Working data -
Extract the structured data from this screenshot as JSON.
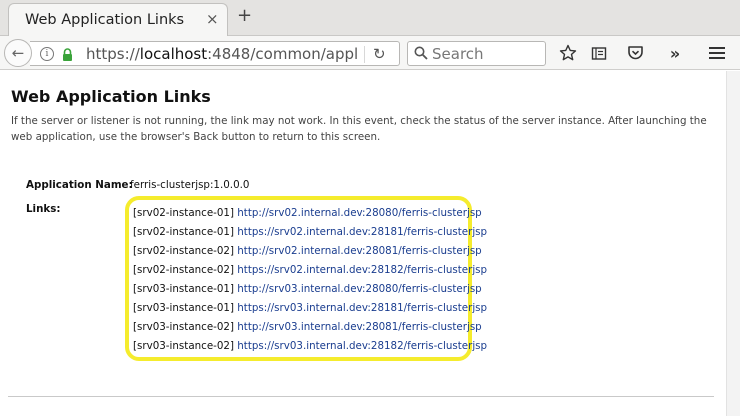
{
  "browser": {
    "tab_title": "Web Application Links",
    "close_symbol": "×",
    "new_tab_symbol": "+",
    "url_scheme": "https://",
    "url_host": "localhost",
    "url_rest": ":4848/common/appl",
    "search_placeholder": "Search",
    "icons": [
      "back-icon",
      "info-icon",
      "lock-icon",
      "reload-icon",
      "search-icon",
      "bookmark-star-icon",
      "reading-list-icon",
      "pocket-icon",
      "overflow-chevron-icon",
      "hamburger-menu-icon"
    ]
  },
  "page": {
    "title": "Web Application Links",
    "description": "If the server or listener is not running, the link may not work. In this event, check the status of the server instance. After launching the web application, use the browser's Back button to return to this screen.",
    "app_name_label": "Application Name:",
    "app_name_value": "ferris-clusterjsp:1.0.0.0",
    "links_label": "Links:",
    "links": [
      {
        "instance": "[srv02-instance-01]",
        "url": "http://srv02.internal.dev:28080/ferris-clusterjsp"
      },
      {
        "instance": "[srv02-instance-01]",
        "url": "https://srv02.internal.dev:28181/ferris-clusterjsp"
      },
      {
        "instance": "[srv02-instance-02]",
        "url": "http://srv02.internal.dev:28081/ferris-clusterjsp"
      },
      {
        "instance": "[srv02-instance-02]",
        "url": "https://srv02.internal.dev:28182/ferris-clusterjsp"
      },
      {
        "instance": "[srv03-instance-01]",
        "url": "http://srv03.internal.dev:28080/ferris-clusterjsp"
      },
      {
        "instance": "[srv03-instance-01]",
        "url": "https://srv03.internal.dev:28181/ferris-clusterjsp"
      },
      {
        "instance": "[srv03-instance-02]",
        "url": "http://srv03.internal.dev:28081/ferris-clusterjsp"
      },
      {
        "instance": "[srv03-instance-02]",
        "url": "https://srv03.internal.dev:28182/ferris-clusterjsp"
      }
    ]
  },
  "colors": {
    "highlight": "#f5ec2d",
    "link": "#1a3d8f",
    "lock": "#3aa33a"
  }
}
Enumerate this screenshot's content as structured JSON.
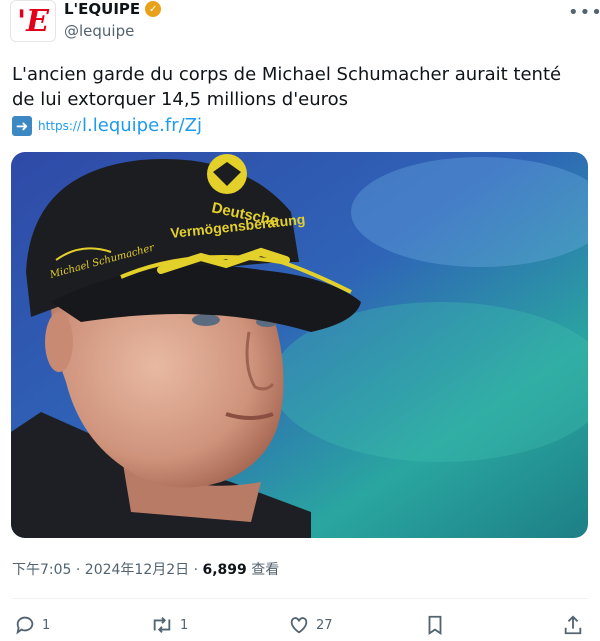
{
  "account": {
    "logo_text": "'E",
    "name": "L'EQUIPE",
    "handle": "@lequipe"
  },
  "tweet": {
    "text": "L'ancien garde du corps de Michael Schumacher aurait tenté de lui extorquer 14,5 millions d'euros",
    "link_prefix": "https://",
    "link_main": "l.lequipe.fr/Zj"
  },
  "photo": {
    "cap_text_1": "Deutsche",
    "cap_text_2": "Vermögensberatung",
    "cap_signature": "Michael Schumacher"
  },
  "meta": {
    "time_date": "下午7:05 · 2024年12月2日 · ",
    "views": "6,899",
    "views_label": " 查看"
  },
  "actions": {
    "replies": "1",
    "reposts": "1",
    "likes": "27"
  },
  "colors": {
    "accent": "#1d9bf0",
    "brand": "#e2001a",
    "badge": "#e8a21a"
  }
}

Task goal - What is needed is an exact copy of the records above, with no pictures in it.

Exercise answer -
Extract the structured data from this screenshot as JSON.
{
  "browser": {
    "tab_title": "Web Application Links",
    "close_symbol": "×",
    "new_tab_symbol": "+",
    "url_scheme": "https://",
    "url_host": "localhost",
    "url_rest": ":4848/common/appl",
    "search_placeholder": "Search",
    "icons": [
      "back-icon",
      "info-icon",
      "lock-icon",
      "reload-icon",
      "search-icon",
      "bookmark-star-icon",
      "reading-list-icon",
      "pocket-icon",
      "overflow-chevron-icon",
      "hamburger-menu-icon"
    ]
  },
  "page": {
    "title": "Web Application Links",
    "description": "If the server or listener is not running, the link may not work. In this event, check the status of the server instance. After launching the web application, use the browser's Back button to return to this screen.",
    "app_name_label": "Application Name:",
    "app_name_value": "ferris-clusterjsp:1.0.0.0",
    "links_label": "Links:",
    "links": [
      {
        "instance": "[srv02-instance-01]",
        "url": "http://srv02.internal.dev:28080/ferris-clusterjsp"
      },
      {
        "instance": "[srv02-instance-01]",
        "url": "https://srv02.internal.dev:28181/ferris-clusterjsp"
      },
      {
        "instance": "[srv02-instance-02]",
        "url": "http://srv02.internal.dev:28081/ferris-clusterjsp"
      },
      {
        "instance": "[srv02-instance-02]",
        "url": "https://srv02.internal.dev:28182/ferris-clusterjsp"
      },
      {
        "instance": "[srv03-instance-01]",
        "url": "http://srv03.internal.dev:28080/ferris-clusterjsp"
      },
      {
        "instance": "[srv03-instance-01]",
        "url": "https://srv03.internal.dev:28181/ferris-clusterjsp"
      },
      {
        "instance": "[srv03-instance-02]",
        "url": "http://srv03.internal.dev:28081/ferris-clusterjsp"
      },
      {
        "instance": "[srv03-instance-02]",
        "url": "https://srv03.internal.dev:28182/ferris-clusterjsp"
      }
    ]
  },
  "colors": {
    "highlight": "#f5ec2d",
    "link": "#1a3d8f",
    "lock": "#3aa33a"
  }
}
Enumerate this screenshot's content as structured JSON.
{
  "account": {
    "logo_text": "'E",
    "name": "L'EQUIPE",
    "handle": "@lequipe"
  },
  "tweet": {
    "text": "L'ancien garde du corps de Michael Schumacher aurait tenté de lui extorquer 14,5 millions d'euros",
    "link_prefix": "https://",
    "link_main": "l.lequipe.fr/Zj"
  },
  "photo": {
    "cap_text_1": "Deutsche",
    "cap_text_2": "Vermögensberatung",
    "cap_signature": "Michael Schumacher"
  },
  "meta": {
    "time_date": "下午7:05 · 2024年12月2日 · ",
    "views": "6,899",
    "views_label": " 查看"
  },
  "actions": {
    "replies": "1",
    "reposts": "1",
    "likes": "27"
  },
  "colors": {
    "accent": "#1d9bf0",
    "brand": "#e2001a",
    "badge": "#e8a21a"
  }
}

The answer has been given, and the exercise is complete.